(CBS News) Tennis star Andy Murray is gearing up to defend his U.S. Open next week when the tournament kicks off in New York. The 26-year-old Scotsman told Charlie Rose after winning at Wimbledon and at last year's Open, "I have more confidence in myself going into the big events."

"I lost a lot of big matches before the U.S. Open last year and then obviously with winning Wimbledon, that was something I'd been working towards for a lot of years and [there was] a lot of pressure on me to do that so it was a huge sort of release after I won there and, you know, I think I'll go into these events a little bit more relaxed but with more confidence knowing that I actually can win them," he said.

Murray said he is sharper mentally after teaming up with coach Ivan Lendl in 2012. Like Murray, Lendl -- a Czech-turned-American former number one-ranked player -- faced a morale-shattering run of losses in the first four Grand Slam finals of his career.

"I think mentally, you know getting over that final hurdle last year, I think that helped a lot. A lot of that goes down to my coach Ivan Lendl.
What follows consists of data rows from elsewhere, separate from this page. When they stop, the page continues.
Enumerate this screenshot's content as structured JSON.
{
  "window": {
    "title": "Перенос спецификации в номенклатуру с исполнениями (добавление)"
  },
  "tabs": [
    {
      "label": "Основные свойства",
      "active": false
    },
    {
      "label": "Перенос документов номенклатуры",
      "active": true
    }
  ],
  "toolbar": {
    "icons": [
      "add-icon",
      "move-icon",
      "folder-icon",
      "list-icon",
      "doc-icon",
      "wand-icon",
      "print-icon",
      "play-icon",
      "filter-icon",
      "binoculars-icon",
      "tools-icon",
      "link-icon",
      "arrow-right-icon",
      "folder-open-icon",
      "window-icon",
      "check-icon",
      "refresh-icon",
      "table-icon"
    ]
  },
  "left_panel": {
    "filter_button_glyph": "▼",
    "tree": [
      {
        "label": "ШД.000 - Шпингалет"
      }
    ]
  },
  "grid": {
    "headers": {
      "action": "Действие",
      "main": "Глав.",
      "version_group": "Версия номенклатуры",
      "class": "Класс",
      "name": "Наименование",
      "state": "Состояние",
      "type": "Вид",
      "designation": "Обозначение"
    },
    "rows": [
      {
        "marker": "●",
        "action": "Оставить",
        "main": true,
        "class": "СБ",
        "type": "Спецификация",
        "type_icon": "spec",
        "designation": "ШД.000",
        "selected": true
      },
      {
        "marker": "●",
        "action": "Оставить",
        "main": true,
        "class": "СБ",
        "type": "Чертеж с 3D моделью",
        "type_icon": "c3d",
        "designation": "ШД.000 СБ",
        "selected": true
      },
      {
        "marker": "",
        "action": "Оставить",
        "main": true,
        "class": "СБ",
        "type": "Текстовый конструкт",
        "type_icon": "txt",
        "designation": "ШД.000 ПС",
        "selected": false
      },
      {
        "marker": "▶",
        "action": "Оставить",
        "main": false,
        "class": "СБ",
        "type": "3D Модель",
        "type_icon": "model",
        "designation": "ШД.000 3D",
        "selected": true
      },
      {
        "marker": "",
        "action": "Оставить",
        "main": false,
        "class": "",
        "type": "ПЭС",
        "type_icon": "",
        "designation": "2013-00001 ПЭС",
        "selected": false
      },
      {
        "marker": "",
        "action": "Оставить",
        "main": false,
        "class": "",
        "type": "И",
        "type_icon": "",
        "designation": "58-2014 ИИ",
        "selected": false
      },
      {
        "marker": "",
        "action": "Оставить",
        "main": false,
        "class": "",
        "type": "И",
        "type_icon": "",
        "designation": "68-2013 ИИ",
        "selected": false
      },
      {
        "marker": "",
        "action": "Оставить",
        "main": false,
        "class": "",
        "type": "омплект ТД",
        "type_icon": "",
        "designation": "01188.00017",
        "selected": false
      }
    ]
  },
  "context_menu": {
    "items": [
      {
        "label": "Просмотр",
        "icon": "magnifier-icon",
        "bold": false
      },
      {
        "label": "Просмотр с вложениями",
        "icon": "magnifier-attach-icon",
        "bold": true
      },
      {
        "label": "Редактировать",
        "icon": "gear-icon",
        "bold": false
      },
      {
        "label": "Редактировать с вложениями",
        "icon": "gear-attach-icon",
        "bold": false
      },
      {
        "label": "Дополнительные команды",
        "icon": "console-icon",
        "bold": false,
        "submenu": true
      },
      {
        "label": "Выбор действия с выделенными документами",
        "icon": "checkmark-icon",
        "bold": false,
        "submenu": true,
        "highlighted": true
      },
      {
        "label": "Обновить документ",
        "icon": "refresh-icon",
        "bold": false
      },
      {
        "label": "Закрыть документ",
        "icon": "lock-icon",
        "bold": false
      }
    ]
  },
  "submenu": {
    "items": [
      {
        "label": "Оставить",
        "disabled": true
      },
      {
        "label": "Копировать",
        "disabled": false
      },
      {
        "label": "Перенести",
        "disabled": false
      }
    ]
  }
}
I think for me that was a great appointment and a great person sort of to have working with me because he lost his first four Grand Slam finals," Murray said, adding, "There's no one else I could speak to about what that feels like."

Murray credited his parents for starting him and his brother on the tennis court at four or five-years-old but said his mother, who briefly played professionally, never pressured him to play professionally.

"The one thing my mom said when we were on the court, it was all about having fun and just enjoying it and I think that's very important when you're a young kid," Murray said.

Looking ahead at his career, Murray said there has never been a number one-ranked player from Britain since the current rankings system was put in place, and said achieving that level of recognition "would be nice" but explained that the rankings system is not the most important metric within the tennis world.

"Bad players have gotten to number one in the world but haven't won a grand slam and people say, 'Oh, you don't deserve to be number one in the world because you haven't won a slam.'"

"The grand slams are the biggest events and they're the ones that I prepare hard for, they're the tournaments that I want to win. Not trying to get to number one.